Feline hyperthyroidism is one of the most common endocrine disorders of mature cats (middle-aged and elderly cats). The disease results from overproduction and secretion of thyroid hormones such as thyroxine and tri-iodothyronine by the multinodular adenomatous goiter (Feldman and Nelson 2004). The disorder is similar to Plummer’s disease observed in humans (Peterson 2014). Dietary and environmental factors play a role in the development of the disease. Increasing age, dominance of commercial wet food in the diet, and indoor housing are considered as the main risk factors for feline hyperthyroidism (Peterson 2014).

As the disease progresses, clinical signs such as weight loss with increased appetite (sometimes normal or decreased appetite), behavioural changes (excessive vocalization, restlessness, aggression), tachypnea (rapid breathing) or dyspnea (breathlessness), unkempt and dry hair coat, alopecia, weakness, polyuria and polydipsia, and gastrointestinal signs such as vomiting and diarrhoea may be observed by the owner of the cat (Gunn-Moore 2011; Mooney and Peterson 2004; Peterson 2013). Clinical examination may reveal enlargement of the thyroid gland, tachycardia (increased heart rate), cardiac arrhythmia, hypertension (increased blood pressure) and increased body temperature (Mooney and Peterson 2004; Peterson 2013).

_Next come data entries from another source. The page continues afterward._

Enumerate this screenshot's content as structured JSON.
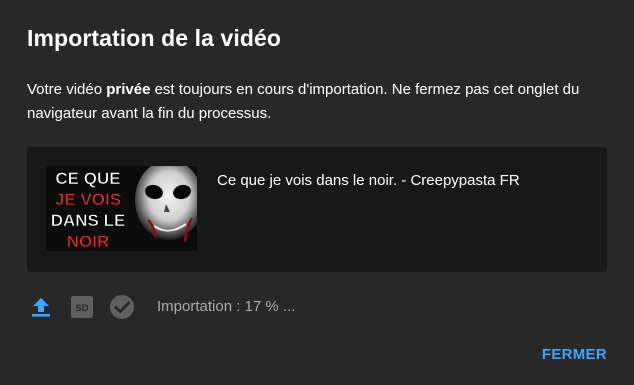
{
  "dialog": {
    "title": "Importation de la vidéo",
    "message_prefix": "Votre vidéo ",
    "message_bold": "privée",
    "message_suffix": " est toujours en cours d'importation. Ne fermez pas cet onglet du navigateur avant la fin du processus.",
    "close_label": "FERMER"
  },
  "video": {
    "title": "Ce que je vois dans le noir. - Creepypasta FR",
    "thumbnail_text": [
      "CE QUE",
      "JE VOIS",
      "DANS LE",
      "NOIR"
    ]
  },
  "status": {
    "text": "Importation : 17 % ...",
    "progress_percent": 17,
    "icons": [
      "upload-icon",
      "sd-icon",
      "check-circle-icon"
    ]
  },
  "colors": {
    "background": "#282828",
    "card": "#181818",
    "accent": "#3ea6ff",
    "muted": "#aaaaaa",
    "thumb_red": "#e52b1f"
  }
}
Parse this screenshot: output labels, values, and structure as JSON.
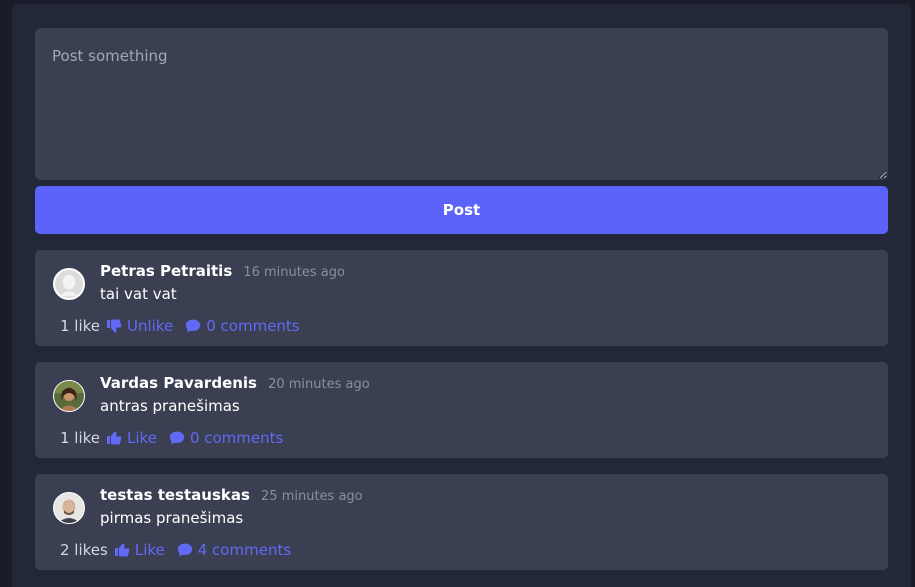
{
  "composer": {
    "placeholder": "Post something",
    "button_label": "Post"
  },
  "posts": [
    {
      "author": "Petras Petraitis",
      "time": "16 minutes ago",
      "text": "tai vat vat",
      "likes": "1 like",
      "like_action": "Unlike",
      "like_icon": "thumbs-down-icon",
      "comments": "0 comments",
      "avatar": "default-avatar"
    },
    {
      "author": "Vardas Pavardenis",
      "time": "20 minutes ago",
      "text": "antras pranešimas",
      "likes": "1 like",
      "like_action": "Like",
      "like_icon": "thumbs-up-icon",
      "comments": "0 comments",
      "avatar": "photo-avatar"
    },
    {
      "author": "testas testauskas",
      "time": "25 minutes ago",
      "text": "pirmas pranešimas",
      "likes": "2 likes",
      "like_action": "Like",
      "like_icon": "thumbs-up-icon",
      "comments": "4 comments",
      "avatar": "photo-avatar"
    }
  ],
  "colors": {
    "background": "#1a1d29",
    "panel": "#232838",
    "card": "#3a3f51",
    "accent": "#5b63fb",
    "link": "#6269f5"
  }
}
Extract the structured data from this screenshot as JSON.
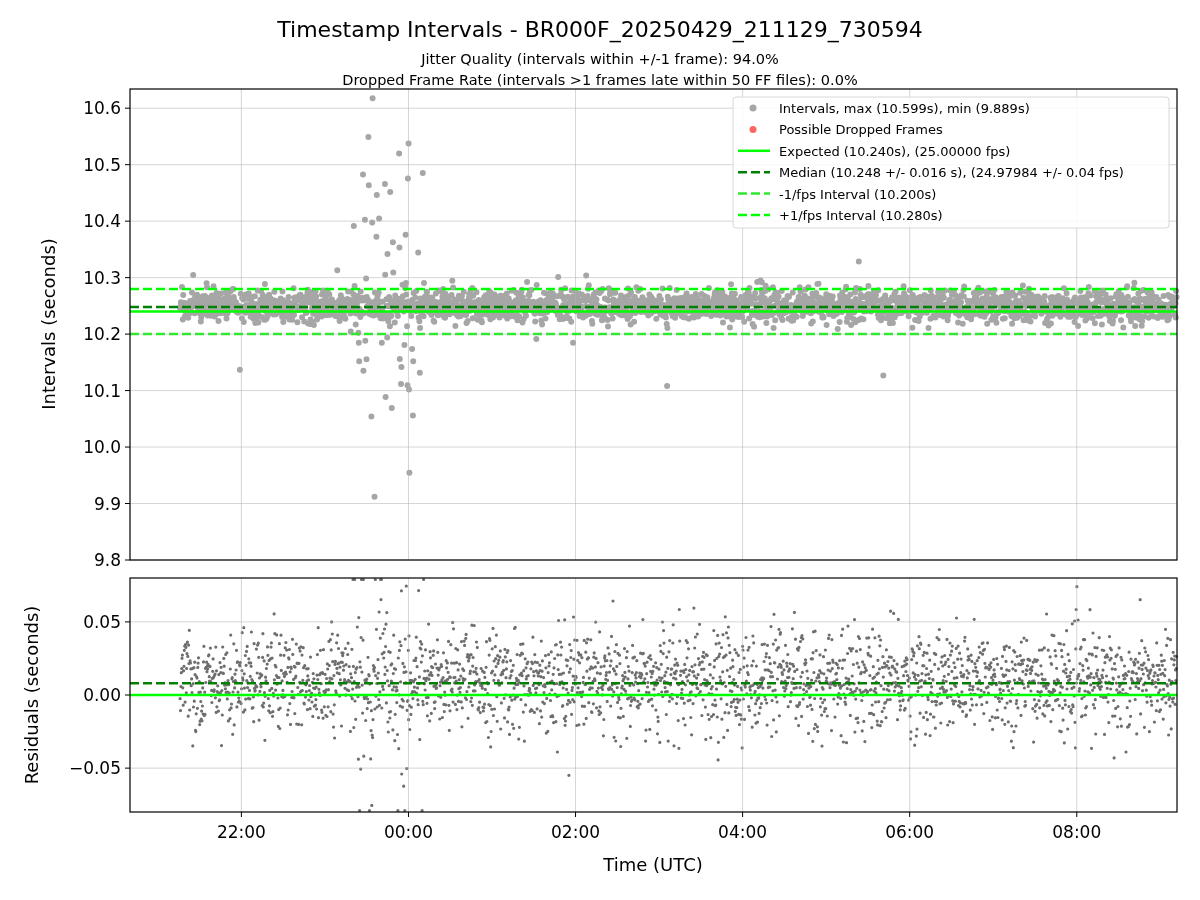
{
  "figure": {
    "title": "Timestamp Intervals - BR000F_20250429_211129_730594",
    "subtitles": [
      "Jitter Quality (intervals within +/-1 frame): 94.0%",
      "Dropped Frame Rate (intervals >1 frames late within 50 FF files): 0.0%"
    ]
  },
  "top": {
    "legend_markers": [
      {
        "label": "Intervals, max (10.599s), min (9.889s)",
        "color": "#a6a6a6"
      },
      {
        "label": "Possible Dropped Frames",
        "color": "#ff6666"
      }
    ],
    "chart_data": {
      "type": "line",
      "ylabel": "Intervals (seconds)",
      "grid": true,
      "legend": "upper right",
      "xlim": [
        "2025-04-29T20:40",
        "2025-04-30T09:12"
      ],
      "ylim": [
        9.8,
        10.634
      ],
      "yticks": [
        9.8,
        9.9,
        {
          "value": 10.0,
          "label": "10.0"
        },
        10.1,
        10.2,
        10.3,
        10.4,
        10.5,
        10.6
      ],
      "x": [
        "2025-04-29T20:40",
        "2025-04-30T09:12"
      ],
      "series": [
        {
          "name": "Expected (10.240s), (25.00000 fps)",
          "color": "#00ff00",
          "line_style": "solid",
          "values": [
            10.24,
            10.24
          ]
        },
        {
          "name": "Median (10.248 +/- 0.016 s), (24.97984 +/- 0.04 fps)",
          "color": "#008000",
          "line_style": "dashed",
          "values": [
            10.248,
            10.248
          ]
        },
        {
          "name": "-1/fps Interval (10.200s)",
          "color": "#32e632",
          "line_style": "dashed",
          "values": [
            10.2,
            10.2
          ]
        },
        {
          "name": "+1/fps Interval (10.280s)",
          "color": "#00ff00",
          "line_style": "dashed",
          "values": [
            10.28,
            10.28
          ]
        }
      ]
    }
  },
  "bottom": {
    "chart_data": {
      "type": "line",
      "xlabel": "Time (UTC)",
      "ylabel": "Residuals (seconds)",
      "grid": true,
      "xlim": [
        "2025-04-29T20:40",
        "2025-04-30T09:12"
      ],
      "ylim": [
        -0.08,
        0.08
      ],
      "xticks": [
        {
          "value": "2025-04-29T22:00",
          "label": "22:00"
        },
        {
          "value": "2025-04-30T00:00",
          "label": "00:00"
        },
        {
          "value": "2025-04-30T02:00",
          "label": "02:00"
        },
        {
          "value": "2025-04-30T04:00",
          "label": "04:00"
        },
        {
          "value": "2025-04-30T06:00",
          "label": "06:00"
        },
        {
          "value": "2025-04-30T08:00",
          "label": "08:00"
        }
      ],
      "yticks": [
        {
          "value": -0.05,
          "label": "−0.05"
        },
        {
          "value": 0,
          "label": "0.00"
        },
        {
          "value": 0.05,
          "label": "0.05"
        }
      ],
      "x": [
        "2025-04-29T20:40",
        "2025-04-30T09:12"
      ],
      "series": [
        {
          "color": "#00ff00",
          "line_style": "solid",
          "values": [
            0,
            0
          ]
        },
        {
          "color": "#008000",
          "line_style": "dashed",
          "values": [
            0.008,
            0.008
          ]
        }
      ]
    }
  }
}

Diagnosis of the disease is based on clinical history, results of clinical examination and results of laboratory measurements of thyroid hormone concentrations. It should be emphasized that owing to the early phase of hyperthyroidism, fluctuations of thyroid hormones in hyperthyroid cats, or concurrent systemic disease in affected animals, the concentration of thyroid hormones may remain within reference or non-diagnostic intervals. That’s why in some cases confirmation of the disease may require a retest of the thyroid hormone concentrations (Graves 2011; Gunn-Moore 2005; Mooney and Peterson 2004; Peterson 2013).

Hyperthyroidism in cats may be treated with: pharmacological therapy with anti-thyroid drugs, surgical thyroidectomy, nutritional therapy (iodine deficient diet), and radioactive iodine therapy (Peterson 2013).


Feldman E.C., Nelson R.W. Feline Hyperthyroidism (Thyrotoxicosis). In: Feldman E.C. and Nelson R.W. (eds.) Canine and Feline Endocrinology and Reproduction. 3 rd ed. Saunders Elsevier, St. Louis, 2004, pp. 152-218.

Graves T.K. When Normal Is Abnormal: Keys to Laboratory Diagnosis of Hidden Endocrine Disease. Topics in Companion Animal Medicine, 2011, 26, 45-51.

Gunn-Moore D. Feline endocrinopathies. Veterinary Clinics of North America: Small Animal Practice, 2005, 35, 171-210.

Gunn-Moore D.A. Cognitive Dysfunction in Cats: Clinical Assessment and Management. Topics in Companion Animal Medicine, 2011, 26, 17-24.

Mooney C.T., Peterson M.E. Feline hyperthyroidism. In: Mooney C.T. and Peterson M.E. (eds.) BSAVA Manual of Canine and Feline Endocrinology. 3 rd ed. British Small Animal Veterinary Association, Gloucester, 2004, pp. 95-111.

Peterson M.E. Animal Models of Disease: Feline hyperthyroidism: an animal model for toxic nodular goiter. Journal of Endocrinology, 2014, 223, T97-T114.

Peterson M.E. Hyperthyroidism in Cats. In: Rand J., Behrend E.N., Gunn-Moore D. and Campbell-Ward M.L. (eds.) Clinical Endocrinology of Companion Animals. Wiley-Blackwell, Ames, 2013, pp. 295-310.

Strona olgazygner.pl wykorzystuje pliki cookies do prawidłowego działania, aby oferować funkcje społecznościowe, analizować ruch na stronie i prowadzić działania marketingowe. Więcej informacji znajdziesz w polityce prywatności. Czy zgadzasz się na wykorzystywanie plików cookies?</br> Zobacz naszą Politykę Prywatności

The cookie settings on this website are set to "allow cookies" to give you the best browsing experience possible. If you continue to use this website without changing your cookie settings or you click "Accept" below then you are consenting to this.